Ben Emlyn-Jones said...

Grant, no I don't like the Tories. You can buy my most recent three books on Amazon. There's a link on Ben's Bookcase, see the links column.

Adrian said...

OK Ben I'm sorry I didn't see your comment earlier re difference on Thatch and Rand. Please therefore please ignore my last question. I don't think there is much difference and I suppose the lovely Mrs T was a big fan of Rand! Cheers now. Ade

Grant said...

So by the nature of the question you like Labour more than the Tories then?

Grant

Ordering a book on payday.

Josh said...

Hi Ben. I think Atlas Shrugged is marvellous. I want to read more of her works. Have you read Camp of the Saints by Jean Raspail? Decades ago he predicted in his novel the invading hordes from Africa. I recommend it to you if you haven't read it. The left wing hate this book like they do Ayn Rand's work. They would have such books burned in a heartbeat I can tell you. Have you thought about writing a political thriller with perhaps a protagonist of the right? Perhaps with a sci-fi/dystopian twist. Sort of Lovecraft/Rand/Orwell influenced novel? It would be a smashing read I'm sure. Cheers buddy. Josh

Ben Emlyn-Jones said...

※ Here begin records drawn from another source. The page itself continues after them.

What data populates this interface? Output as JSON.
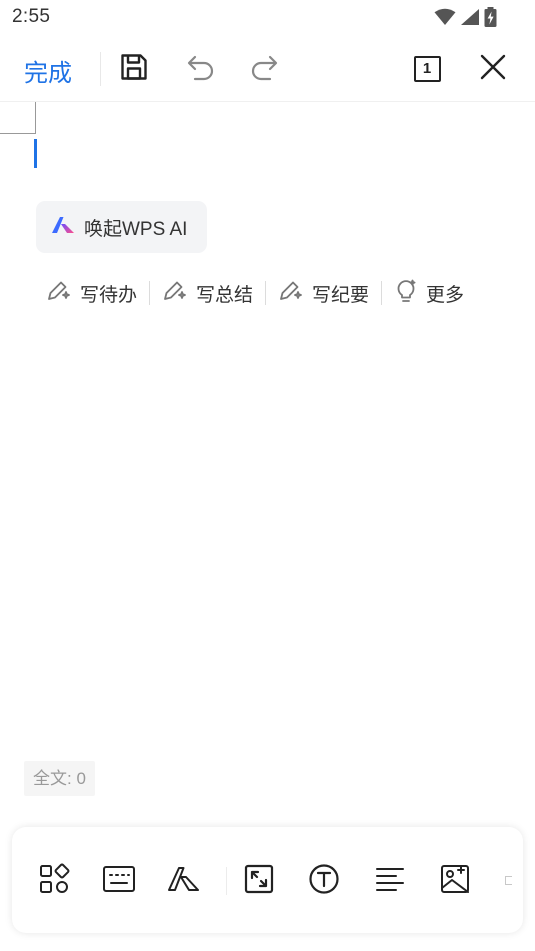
{
  "status_bar": {
    "time": "2:55"
  },
  "toolbar": {
    "done_label": "完成",
    "page_count": "1"
  },
  "ai_chip": {
    "label": "唤起WPS AI"
  },
  "suggestions": [
    {
      "label": "写待办"
    },
    {
      "label": "写总结"
    },
    {
      "label": "写纪要"
    },
    {
      "label": "更多"
    }
  ],
  "footer": {
    "word_count": "全文: 0"
  },
  "colors": {
    "accent": "#1f73e6",
    "icon": "#222222",
    "muted": "#999999"
  }
}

Ade, I don't know exactly. She may have read Rand privately, but it's not a part of her course in economics at Oxford that she did. I know MT was a fan of deregulation and the privatization of nationalized assets. The policies of privatization in the NHS have been a complete disaster and have cost hundreds of thousands of lives, with many more permanently maimed. To be fair they were not purely MT's policies. The Labour govt under Blair was far more radical in that respect. However, I can't see MT hiding out in Galt's Gulch with Midas Mulligan.

Ben Emlyn-Jones said...

Hi Josh. Yes, I've read Camp of the Saints. It's very over-the-top and unpleasant to read, but it was skillfully written. Yes, I am considering writing my own political thriller, although the main character may not be from the right. I could never write a rightwing polemic.

Ben Emlyn-Jones said...

Hope you enjoy the book, Grant :-)

I quite like Jeremy Corbyn, although I disagree with him politically. He seems to have courage, intelligence and principles... very rare in a statesman these days.

Grant said...

Ben, when you say you disagree with Corbyn politically, in what way do you mean?

Grant.

Josh said...

I look forward to your political thriller Ben. What is your opinion of the UK Yellow Vest movement that seems to be gaining support? I'm a great believer in street led populism. I note that when it's the right as opposed to far-left thugs, we quickly become demonised by the elitist liberal media. Maybe HPANWO TV can check out a demo? Josh

Adrian said...

Ben I thought Thatcher read chemistry at Oxford and obviously not economics?

Josh said...

Be great if you could at least do a blog on the UK Yellow Vest movement. J

Ben Emlyn-Jones said...

Josh, I have made HPANWO TV videos about the yellow vests.

Ben Emlyn-Jones said...

Grant, I disagree with him far more and have lost respect for him since he became a Remoaner.

Ben Emlyn-Jones said...

Adrian, duly noted...